Perth’s Pawsey Supercomputing Research Centre is supporting a pioneering quantum education and research program to give students access to one of the first educational quantum computers in Australia.
Based at the University of Western Australia, the new programme will enable researchers and students to upskill in the emerging area of quantum computing and engage with Pawsey’s Quantum Supercomputing Innovation Hub.
The education and research hub will be led by quantum physicist Professor Jingbo Wang and will offer two desktop quantum computers, the two-qubit SpinQ Gemini and the three-qubit SpinQ Triangulum system, operating at room temperature.
While the SpinQ systems look like a standard desktop computer tower, they work by trapping specially selected molecules in a powerful magnetic field.
They are then zapped with radio frequency pulses to manipulate the nuclear spins within the molecules.
Quantum computing, the frontier of minaturisation, stores and retrieves data at the sub atomic level.
Pawsey’s CTO Ugo Varetto said the systems would provide quantum computing experience for students using real devices featuring quantum control design capabilities.
Varetto said: “By empowering the next generation to understand quantum computing today, they will be ready when quantum technologies are accessible to all. We are setting the foundation for the future of quantum technologies.”
Professor Jingbo Wang said quantum computing offers a wealth of new possibilities for communication and information processing.
“Quantum computing holds the promise of solving problems which are otherwise intractable on conventional computers.
“It also requires a whole new set of knowledge and skills for the next generation of research scientists and engineers. To give them a quantum mindset at an early age, the students will be on the cutting edge with their advanced knowledge.”
CSIRO estimates the domestic market opportunity from quantum computing to be worth $2.5 billion per annum in revenue. The sector has the potential to create 10,000 new jobs by 2040.
Pawsey Education and Training Manager Ann Backhaus said there was growing demand for education, training and support making use of Pawsey’s foray into quantum computing.
“In 2021, about 10 percent of Pawsey’s 46 interns undertook quantum-based research during their 10-week programme.

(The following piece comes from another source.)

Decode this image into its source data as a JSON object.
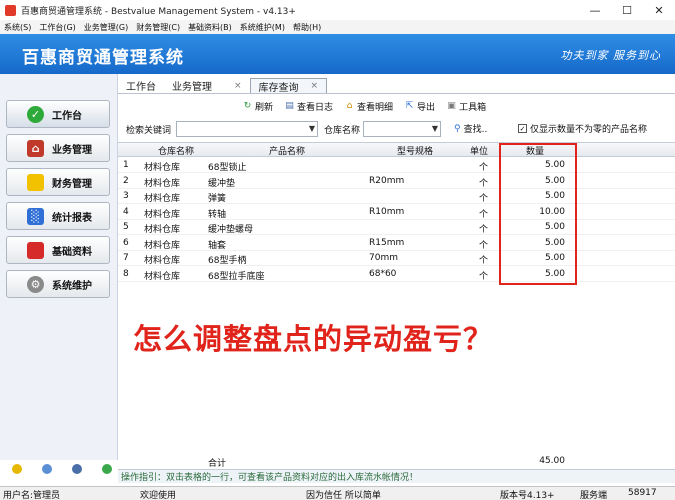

“The unique combination of supercomputing and quantum computing helps students step beyond 0s and 1s – binaries – to develop a quantum mindset.”

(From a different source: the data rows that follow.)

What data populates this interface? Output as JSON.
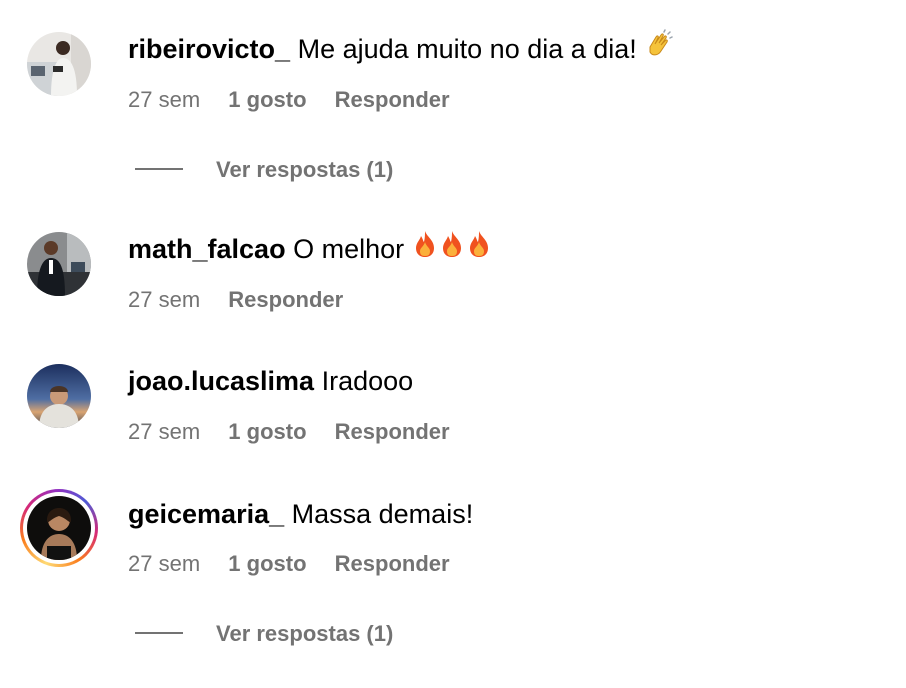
{
  "comments": [
    {
      "username": "ribeirovicto_",
      "text": "Me ajuda muito no dia a dia!",
      "emoji": "clapping-hands",
      "time": "27 sem",
      "likes": "1 gosto",
      "reply_label": "Responder",
      "view_replies": "Ver respostas (1)"
    },
    {
      "username": "math_falcao",
      "text": "O melhor",
      "emoji": "fire x3",
      "time": "27 sem",
      "reply_label": "Responder"
    },
    {
      "username": "joao.lucaslima",
      "text": "Iradooo",
      "time": "27 sem",
      "likes": "1 gosto",
      "reply_label": "Responder"
    },
    {
      "username": "geicemaria_",
      "text": "Massa demais!",
      "time": "27 sem",
      "likes": "1 gosto",
      "reply_label": "Responder",
      "view_replies": "Ver respostas (1)",
      "has_story_ring": true
    }
  ],
  "colors": {
    "secondary_text": "#737373",
    "primary_text": "#000000"
  }
}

Picture: Pawsey Supercomputing Research Centre
Subscribe to our free @AuManufacturing newsletter here.